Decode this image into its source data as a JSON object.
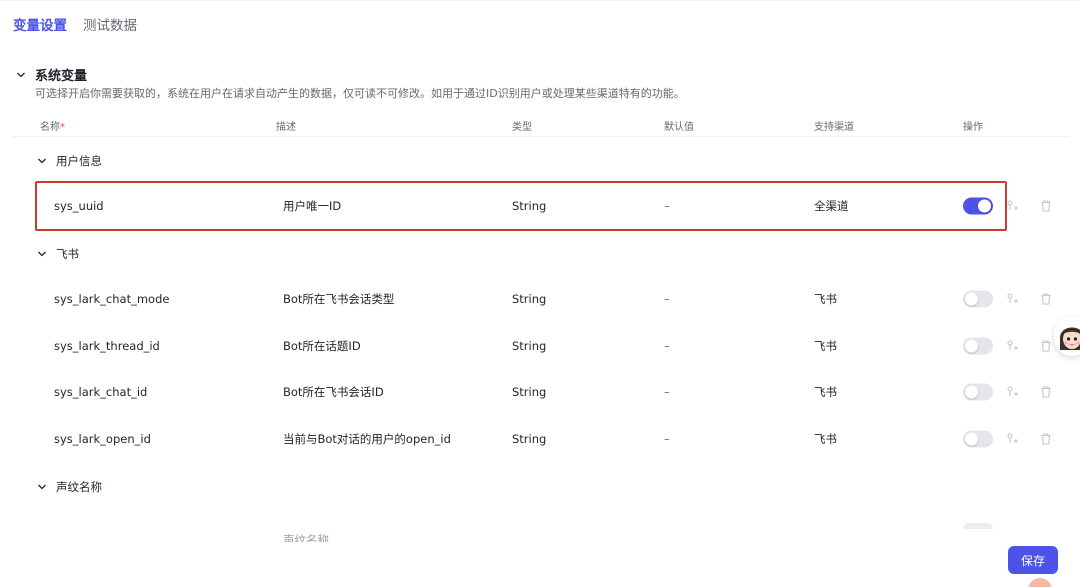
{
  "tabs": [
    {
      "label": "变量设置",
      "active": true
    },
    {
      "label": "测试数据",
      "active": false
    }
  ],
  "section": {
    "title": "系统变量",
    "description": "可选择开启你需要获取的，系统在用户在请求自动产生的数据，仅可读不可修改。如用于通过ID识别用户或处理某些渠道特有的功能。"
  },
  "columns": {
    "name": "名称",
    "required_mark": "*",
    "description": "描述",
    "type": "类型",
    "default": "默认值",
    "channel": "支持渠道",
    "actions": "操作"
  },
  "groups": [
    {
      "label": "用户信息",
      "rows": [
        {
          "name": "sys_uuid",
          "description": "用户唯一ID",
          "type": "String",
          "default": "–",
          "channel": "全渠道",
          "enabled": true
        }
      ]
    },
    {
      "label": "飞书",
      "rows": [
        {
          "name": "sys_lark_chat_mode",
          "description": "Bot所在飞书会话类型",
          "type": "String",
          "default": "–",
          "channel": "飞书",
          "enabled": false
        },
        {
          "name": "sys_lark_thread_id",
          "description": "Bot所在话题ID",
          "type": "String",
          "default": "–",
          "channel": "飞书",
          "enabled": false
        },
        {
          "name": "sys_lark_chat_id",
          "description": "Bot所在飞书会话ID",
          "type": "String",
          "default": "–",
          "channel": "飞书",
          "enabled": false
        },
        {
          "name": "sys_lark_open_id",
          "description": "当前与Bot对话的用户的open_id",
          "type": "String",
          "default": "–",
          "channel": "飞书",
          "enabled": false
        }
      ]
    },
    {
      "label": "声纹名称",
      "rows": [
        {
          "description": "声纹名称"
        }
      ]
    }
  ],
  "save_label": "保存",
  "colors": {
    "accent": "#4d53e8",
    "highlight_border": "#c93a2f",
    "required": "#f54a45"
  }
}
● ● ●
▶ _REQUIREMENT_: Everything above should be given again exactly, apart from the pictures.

▶ _EXERCISE RESPONSE_:
Decode this image into its source data as a JSON object.
{
  "tabs": [
    {
      "label": "变量设置",
      "active": true
    },
    {
      "label": "测试数据",
      "active": false
    }
  ],
  "section": {
    "title": "系统变量",
    "description": "可选择开启你需要获取的，系统在用户在请求自动产生的数据，仅可读不可修改。如用于通过ID识别用户或处理某些渠道特有的功能。"
  },
  "columns": {
    "name": "名称",
    "required_mark": "*",
    "description": "描述",
    "type": "类型",
    "default": "默认值",
    "channel": "支持渠道",
    "actions": "操作"
  },
  "groups": [
    {
      "label": "用户信息",
      "rows": [
        {
          "name": "sys_uuid",
          "description": "用户唯一ID",
          "type": "String",
          "default": "–",
          "channel": "全渠道",
          "enabled": true
        }
      ]
    },
    {
      "label": "飞书",
      "rows": [
        {
          "name": "sys_lark_chat_mode",
          "description": "Bot所在飞书会话类型",
          "type": "String",
          "default": "–",
          "channel": "飞书",
          "enabled": false
        },
        {
          "name": "sys_lark_thread_id",
          "description": "Bot所在话题ID",
          "type": "String",
          "default": "–",
          "channel": "飞书",
          "enabled": false
        },
        {
          "name": "sys_lark_chat_id",
          "description": "Bot所在飞书会话ID",
          "type": "String",
          "default": "–",
          "channel": "飞书",
          "enabled": false
        },
        {
          "name": "sys_lark_open_id",
          "description": "当前与Bot对话的用户的open_id",
          "type": "String",
          "default": "–",
          "channel": "飞书",
          "enabled": false
        }
      ]
    },
    {
      "label": "声纹名称",
      "rows": [
        {
          "description": "声纹名称"
        }
      ]
    }
  ],
  "save_label": "保存",
  "colors": {
    "accent": "#4d53e8",
    "highlight_border": "#c93a2f",
    "required": "#f54a45"
  }
}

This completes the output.